At the most simplistic but impactful level, CIOs can drive savings at renewal time when there is a drastic difference between what is being paid for and what is being used. Referred to as “rightsizing,” a company has an opportunity to eliminate or downgrade excessive licenses at renewal time, thereby saving hundreds of thousands of dollars — sometimes even millions — when renewing one application alone. And these savings multiply when repeated for every application that an enterprise has purchased.

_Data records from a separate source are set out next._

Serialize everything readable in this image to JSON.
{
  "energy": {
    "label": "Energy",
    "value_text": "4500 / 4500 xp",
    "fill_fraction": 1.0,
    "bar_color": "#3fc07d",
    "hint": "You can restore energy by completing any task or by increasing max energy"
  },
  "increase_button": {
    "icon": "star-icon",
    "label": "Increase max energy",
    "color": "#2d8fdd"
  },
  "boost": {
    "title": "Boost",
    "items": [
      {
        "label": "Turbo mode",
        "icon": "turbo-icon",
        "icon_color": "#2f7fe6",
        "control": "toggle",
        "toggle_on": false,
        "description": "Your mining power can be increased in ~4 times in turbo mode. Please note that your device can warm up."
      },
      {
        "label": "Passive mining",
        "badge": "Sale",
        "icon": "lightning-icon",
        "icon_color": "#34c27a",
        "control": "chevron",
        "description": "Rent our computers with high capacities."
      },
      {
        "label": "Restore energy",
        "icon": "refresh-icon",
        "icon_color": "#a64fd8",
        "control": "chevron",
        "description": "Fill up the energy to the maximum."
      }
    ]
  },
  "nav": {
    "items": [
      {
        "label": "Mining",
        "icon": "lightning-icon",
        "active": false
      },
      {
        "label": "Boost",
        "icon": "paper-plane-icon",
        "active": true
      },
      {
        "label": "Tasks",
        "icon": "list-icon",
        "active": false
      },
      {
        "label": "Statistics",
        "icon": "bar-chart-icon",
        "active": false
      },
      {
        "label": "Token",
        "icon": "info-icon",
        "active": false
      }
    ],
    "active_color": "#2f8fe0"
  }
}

However, a bigger opportunity exists. Forward-thinking CIOs want to deliver business value, not just save money. Let’s look at the collaboration category as an example. In many organizations, big bets are being placed on tools like Workplace or Slack to improve the speed of communications and streamline processes. But what happens when both apps are in place and the enterprise needs to make a decision to standardize or allow the apps to coexist? In situations like this, CIOs should ensure these applications have strong business applications and utilize either homegrown or third-party tools to analyze whether or not applications are delivering on expectations. Perhaps the data reveals that consolidating would be good, or perhaps it shows that it would actually hurt the business. Either way, understanding your business and leveraging analytical data are the keys to effective rightsizing.

2. Going Beyond Contract Anniversary Conversations 

For all the qualities enterprises expect from SaaS, it’s surprising how infrequently IT teams engage with SaaS vendors. In some cases, it’s just on the contract anniversary date. CIOs can spearhead change here, but it’s important that they do so with the right information about application usage. Collecting details on how employees are engaging with their application on a regular basis will allow CIOs to have candid conversations with vendors throughout the year.

3. Talking To Your Employees About What Works (And What Doesn’t)

The best CIOs know what makes their employees tick, what drives them nuts and what they want from a SaaS solution. Many famous companies of the last decade are known for being obsessed with their customers — think Amazon, Zoom, Zappos, etc. The modern CIO can apply this same strategy to their company’s employees. The importance of getting to know the organization you serve may sound obvious, but rightsizing and understanding SaaS application data is easier when paired with a first-hand understanding of your team. Most of the leading CIOs I talk with have found ways to ensure their employees have access to them — with a feedback mechanism that goes beyond the traditional quarterly survey that often gets deleted. These CIOs view personal interaction as critical to driving the agenda of their organization. – Read more